All lines that hold the string "Clearance" should be copied. Find them in the listing below.

···

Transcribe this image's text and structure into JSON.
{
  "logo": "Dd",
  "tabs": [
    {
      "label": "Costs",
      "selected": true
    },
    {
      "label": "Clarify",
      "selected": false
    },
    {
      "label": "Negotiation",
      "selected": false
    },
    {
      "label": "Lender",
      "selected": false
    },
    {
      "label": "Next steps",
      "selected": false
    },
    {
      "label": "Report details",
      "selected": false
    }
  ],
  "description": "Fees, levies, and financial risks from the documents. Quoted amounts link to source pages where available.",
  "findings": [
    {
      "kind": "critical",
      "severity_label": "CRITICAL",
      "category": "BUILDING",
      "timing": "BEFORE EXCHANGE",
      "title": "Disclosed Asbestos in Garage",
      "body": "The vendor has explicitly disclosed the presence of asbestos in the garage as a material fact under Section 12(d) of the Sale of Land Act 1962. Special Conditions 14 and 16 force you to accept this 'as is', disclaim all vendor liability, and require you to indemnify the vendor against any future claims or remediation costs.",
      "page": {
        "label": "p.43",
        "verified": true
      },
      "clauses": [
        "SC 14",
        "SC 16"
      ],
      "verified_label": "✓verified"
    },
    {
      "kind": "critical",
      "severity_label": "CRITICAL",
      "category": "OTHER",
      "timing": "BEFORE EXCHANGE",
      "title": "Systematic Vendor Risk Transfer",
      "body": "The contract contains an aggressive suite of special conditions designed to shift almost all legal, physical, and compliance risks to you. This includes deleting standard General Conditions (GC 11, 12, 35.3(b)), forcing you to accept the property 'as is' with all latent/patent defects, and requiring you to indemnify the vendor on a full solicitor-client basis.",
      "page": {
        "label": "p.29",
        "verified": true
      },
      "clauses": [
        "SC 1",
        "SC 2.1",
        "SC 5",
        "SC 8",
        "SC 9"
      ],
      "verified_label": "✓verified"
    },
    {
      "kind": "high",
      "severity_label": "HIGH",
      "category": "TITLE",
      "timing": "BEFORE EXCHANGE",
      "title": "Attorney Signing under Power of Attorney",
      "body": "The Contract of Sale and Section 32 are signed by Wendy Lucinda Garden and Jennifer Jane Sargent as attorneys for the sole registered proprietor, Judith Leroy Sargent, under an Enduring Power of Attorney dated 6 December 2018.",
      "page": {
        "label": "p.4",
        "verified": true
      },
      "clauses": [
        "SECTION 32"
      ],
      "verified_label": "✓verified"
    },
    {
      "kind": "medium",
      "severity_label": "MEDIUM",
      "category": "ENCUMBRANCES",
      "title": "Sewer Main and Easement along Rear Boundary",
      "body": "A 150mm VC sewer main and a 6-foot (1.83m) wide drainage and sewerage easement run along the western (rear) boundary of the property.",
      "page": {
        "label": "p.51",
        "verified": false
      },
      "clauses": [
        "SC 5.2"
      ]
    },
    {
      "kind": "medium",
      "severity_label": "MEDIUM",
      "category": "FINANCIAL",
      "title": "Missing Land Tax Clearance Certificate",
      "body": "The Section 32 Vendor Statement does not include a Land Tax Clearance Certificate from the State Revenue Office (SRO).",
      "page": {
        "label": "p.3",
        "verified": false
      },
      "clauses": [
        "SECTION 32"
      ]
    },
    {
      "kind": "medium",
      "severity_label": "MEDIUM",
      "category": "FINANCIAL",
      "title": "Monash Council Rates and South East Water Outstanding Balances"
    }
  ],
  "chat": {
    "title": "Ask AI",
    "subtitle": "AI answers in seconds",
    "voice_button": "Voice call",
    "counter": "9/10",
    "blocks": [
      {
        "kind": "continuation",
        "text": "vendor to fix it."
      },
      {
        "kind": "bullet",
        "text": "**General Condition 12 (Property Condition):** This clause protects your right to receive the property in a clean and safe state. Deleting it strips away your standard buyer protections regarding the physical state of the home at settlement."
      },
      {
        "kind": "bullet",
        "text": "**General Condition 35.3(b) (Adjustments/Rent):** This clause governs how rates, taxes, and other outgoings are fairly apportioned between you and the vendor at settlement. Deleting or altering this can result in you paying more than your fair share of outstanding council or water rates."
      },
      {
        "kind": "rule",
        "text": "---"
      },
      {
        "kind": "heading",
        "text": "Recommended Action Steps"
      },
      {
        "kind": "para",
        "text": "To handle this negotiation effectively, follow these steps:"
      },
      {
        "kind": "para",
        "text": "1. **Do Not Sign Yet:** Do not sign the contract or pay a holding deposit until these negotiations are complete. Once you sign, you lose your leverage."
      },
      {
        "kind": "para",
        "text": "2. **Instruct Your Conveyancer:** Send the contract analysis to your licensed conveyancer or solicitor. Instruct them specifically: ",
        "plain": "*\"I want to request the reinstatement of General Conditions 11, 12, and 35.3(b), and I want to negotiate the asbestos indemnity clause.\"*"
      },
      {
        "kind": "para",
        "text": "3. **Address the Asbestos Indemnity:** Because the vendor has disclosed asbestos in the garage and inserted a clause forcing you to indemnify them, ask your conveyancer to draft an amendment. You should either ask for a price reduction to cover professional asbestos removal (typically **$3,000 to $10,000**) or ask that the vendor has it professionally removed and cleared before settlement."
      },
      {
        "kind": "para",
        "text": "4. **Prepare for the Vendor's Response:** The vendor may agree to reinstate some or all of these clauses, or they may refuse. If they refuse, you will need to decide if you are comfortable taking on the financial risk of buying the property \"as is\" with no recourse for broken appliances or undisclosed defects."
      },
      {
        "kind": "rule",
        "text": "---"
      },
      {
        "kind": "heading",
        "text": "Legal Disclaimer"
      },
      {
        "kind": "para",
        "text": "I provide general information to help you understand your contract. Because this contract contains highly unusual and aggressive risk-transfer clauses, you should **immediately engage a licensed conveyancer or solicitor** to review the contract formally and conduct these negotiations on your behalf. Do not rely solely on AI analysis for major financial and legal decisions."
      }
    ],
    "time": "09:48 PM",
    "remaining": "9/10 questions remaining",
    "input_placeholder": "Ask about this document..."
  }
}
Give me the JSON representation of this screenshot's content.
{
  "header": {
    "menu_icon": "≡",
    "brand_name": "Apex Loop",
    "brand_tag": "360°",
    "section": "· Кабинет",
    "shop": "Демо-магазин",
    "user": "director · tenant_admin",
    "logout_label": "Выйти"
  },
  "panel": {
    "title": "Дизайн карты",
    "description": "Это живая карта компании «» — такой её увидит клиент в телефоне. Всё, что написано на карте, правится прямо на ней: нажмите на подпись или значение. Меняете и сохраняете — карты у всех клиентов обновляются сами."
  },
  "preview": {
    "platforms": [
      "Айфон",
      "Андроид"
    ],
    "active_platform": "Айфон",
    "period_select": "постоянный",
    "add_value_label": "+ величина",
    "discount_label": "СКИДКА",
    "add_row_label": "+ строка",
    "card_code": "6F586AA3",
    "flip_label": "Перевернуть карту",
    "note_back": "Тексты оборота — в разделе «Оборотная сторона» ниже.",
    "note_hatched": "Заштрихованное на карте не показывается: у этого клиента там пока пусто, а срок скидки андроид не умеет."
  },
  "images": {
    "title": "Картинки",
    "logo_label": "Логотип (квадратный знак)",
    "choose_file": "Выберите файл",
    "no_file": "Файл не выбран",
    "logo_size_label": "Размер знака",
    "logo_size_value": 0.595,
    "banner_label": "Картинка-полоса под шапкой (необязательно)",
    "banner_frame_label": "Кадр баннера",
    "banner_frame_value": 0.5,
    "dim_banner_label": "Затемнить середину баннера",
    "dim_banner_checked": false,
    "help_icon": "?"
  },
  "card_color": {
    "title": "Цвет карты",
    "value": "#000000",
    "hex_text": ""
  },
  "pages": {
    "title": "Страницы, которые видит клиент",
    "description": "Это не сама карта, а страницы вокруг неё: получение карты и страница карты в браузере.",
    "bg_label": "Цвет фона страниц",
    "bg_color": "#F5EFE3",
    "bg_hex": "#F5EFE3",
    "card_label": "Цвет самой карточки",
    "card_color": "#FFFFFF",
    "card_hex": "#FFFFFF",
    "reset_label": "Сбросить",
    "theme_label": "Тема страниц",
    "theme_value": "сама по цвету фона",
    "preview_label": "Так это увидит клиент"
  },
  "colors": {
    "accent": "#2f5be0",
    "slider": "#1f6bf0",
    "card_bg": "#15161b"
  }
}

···

ANSWER SECTION:
      "title": "Missing Land Tax Clearance Certificate",
      "body": "The Section 32 Vendor Statement does not include a Land Tax Clearance Certificate from the State Revenue Office (SRO).",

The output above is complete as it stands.